Since 1942, a science fair project has been one of the best learning experiences students can have. Not only are they learning the scientific method, but also the invaluable 21st Century Skills of creativity, critical thinking, communications and confidence that prepare them for life in general.
Researchers have been relying on science fairs for over 75 years as a way to embed scientific thinking and engineering know-how in their students. The ‘40s proved to be science fair nirvana from the Post-War era of industrial innovation and understanding of nuclear energy to space exploration. In those days, students ordered online science kits and took apart toasters to discover STEM principles, and science project design was a 6th grade classroom requisite.
Fast forward to today, and teachers are tapped out. Next Generation Science Standards make it far more challenging for middle school teachers to spend time on mentoring their students through a project idea, development and completion.
In 2018, Orange County developed a work-around — Mentor Match. Volunteers from the Orange County Science and Engineering Fair (OCSEF) and teachers from UC Irvine CalTeach united to pair STEM education student teachers with middle & high school STEM teachers, starting with teaching the teachers. They offered educational support, resources and inspiration to teachers, especially in underserved communities.
“Our mission is to increase the diversity and overall participation in OCSEF,” said Dean Gilbert, OCSEF Outreach Committee Chair. “We have a responsibility to provide equitable experiences for underrepresented students in Orange County in order to “open doors” and remove both actual and perceived obstacles that typically prevent students of color from accessing STEM opportunities and careers.”
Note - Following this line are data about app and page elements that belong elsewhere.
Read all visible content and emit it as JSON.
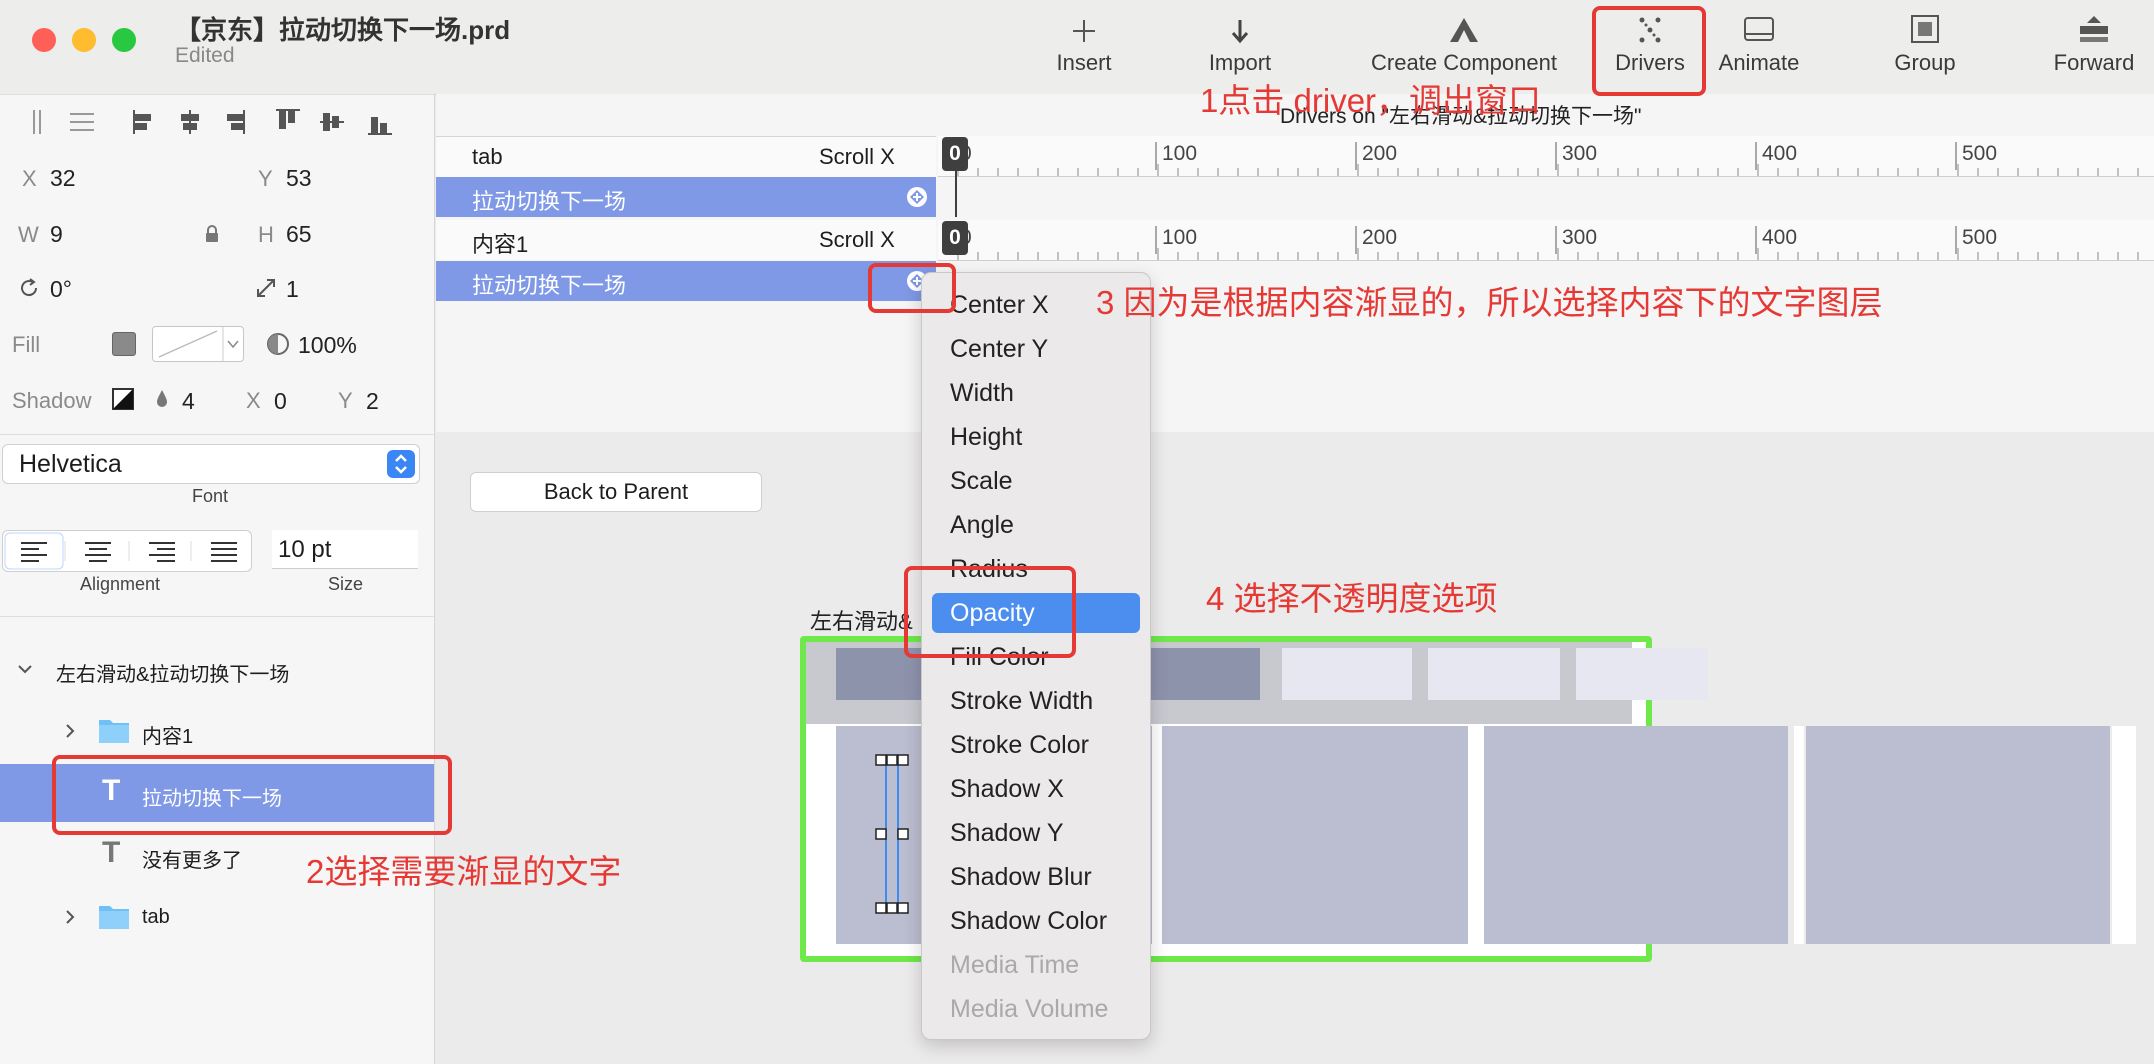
{
  "window": {
    "title": "【京东】拉动切换下一场.prd",
    "status": "Edited"
  },
  "toolbar": {
    "insert": "Insert",
    "import": "Import",
    "create_component": "Create Component",
    "drivers": "Drivers",
    "animate": "Animate",
    "group": "Group",
    "forward": "Forward"
  },
  "inspector": {
    "x_label": "X",
    "x": "32",
    "y_label": "Y",
    "y": "53",
    "w_label": "W",
    "w": "9",
    "h_label": "H",
    "h": "65",
    "angle": "0°",
    "scale": "1",
    "fill_label": "Fill",
    "opacity": "100%",
    "shadow_label": "Shadow",
    "shadow_blur": "4",
    "shadow_x_label": "X",
    "shadow_x": "0",
    "shadow_y_label": "Y",
    "shadow_y": "2",
    "font": "Helvetica",
    "font_caption": "Font",
    "size": "10 pt",
    "alignment_caption": "Alignment",
    "size_caption": "Size"
  },
  "layers": [
    {
      "name": "左右滑动&拉动切换下一场",
      "icon": "chevron-down-icon"
    },
    {
      "name": "内容1",
      "icon": "folder-icon"
    },
    {
      "name": "拉动切换下一场",
      "icon": "text-icon"
    },
    {
      "name": "没有更多了",
      "icon": "text-icon"
    },
    {
      "name": "tab",
      "icon": "folder-icon"
    }
  ],
  "drivers": {
    "title": "Drivers on \"左右滑动&拉动切换下一场\"",
    "rows": [
      {
        "name": "tab",
        "prop": "Scroll X"
      },
      {
        "name": "拉动切换下一场",
        "prop": ""
      },
      {
        "name": "内容1",
        "prop": "Scroll X"
      },
      {
        "name": "拉动切换下一场",
        "prop": ""
      }
    ],
    "ruler_marker": "0",
    "ruler_ticks": [
      "0",
      "100",
      "200",
      "300",
      "400",
      "500"
    ]
  },
  "canvas": {
    "back_button": "Back to Parent",
    "artboard_label": "左右滑动&"
  },
  "menu": {
    "items": [
      "Center X",
      "Center Y",
      "Width",
      "Height",
      "Scale",
      "Angle",
      "Radius",
      "Opacity",
      "Fill Color",
      "Stroke Width",
      "Stroke Color",
      "Shadow X",
      "Shadow Y",
      "Shadow Blur",
      "Shadow Color",
      "Media Time",
      "Media Volume"
    ],
    "selected": "Opacity",
    "disabled": [
      "Media Time",
      "Media Volume"
    ]
  },
  "annotations": {
    "a1": "1点击 driver，调出窗口",
    "a2": "2选择需要渐显的文字",
    "a3": "3 因为是根据内容渐显的，所以选择内容下的文字图层",
    "a4": "4 选择不透明度选项"
  },
  "colors": {
    "accent": "#7f99e6",
    "highlight": "#4b8ef0",
    "annotation": "#e53935",
    "artboard_outline": "#6ee84a"
  }
}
Beginning small and focused with 4 schools and 39 students, Mentor Match has grown to 6 schools and over 170 students this year. During the 2020 fall and winter quarters at UCI, over 10 CalTeach mentors learned the ins and outs of teaching science fair at cool locations like the Discovery Cube OC and the Santa Ana Zoo. CalTeach mentors supported teachers from Santa Ana, Garden Grove, Anaheim and Irvine during school, afterschool and virtually.
CalTeach Teacher Huy Pham, Westminster High School, on Mentor Match
“…I am grateful for the mentor match program. The resources and guidance have been very helpful to me and WHS in getting the number of students involved with OCSEF. It was always a challenge to get students with my school’s socioeconomic background to “compete” with the “top” tier schools. But your support has helped me get them to understand that science is not a me vs them (the smarter kids) but a me getting better and that it is not just a teacher (who in their mind this is part of my job) but there are others out there supporting their efforts.”
Garden Grove Student Thanks His Teacher
“Thanks for everything! This year was certainly something else with the OCSEF project going on. I hope we can do something similar for AP Physics next year, and that the whole coronavirus issue can resolve itself by then. Again, thank you and Mr. Lopez for doing everything to allow us to reach this far. I’m sure that everyone here will appreciate every lesson and learned from every hurdle we faced throughout the year. Once again, thank you and Mr. Lopez for granting us the privilege for doing this special project as well as the help you both provided for it.”
Community Mentors Play a Big Role in a STEM Village
“One of the primary goals of the Broadcom Foundation is to create equitable access to STEM education,” says Paula Golden, President of the Broadcom Foundation. “It has been said that it takes a village to raise a child. This program taps into the creative passions of community mentors who impart their knowledge and excitement to kids who might not be able to gain insight into the coolest aspects of STEM that they can apply to exploration of their personal interests, whatever those interests may be. Mentoring is a powerful tool in creating the STEM Village needed to raise the next generation of scientists, engineers and innovators.”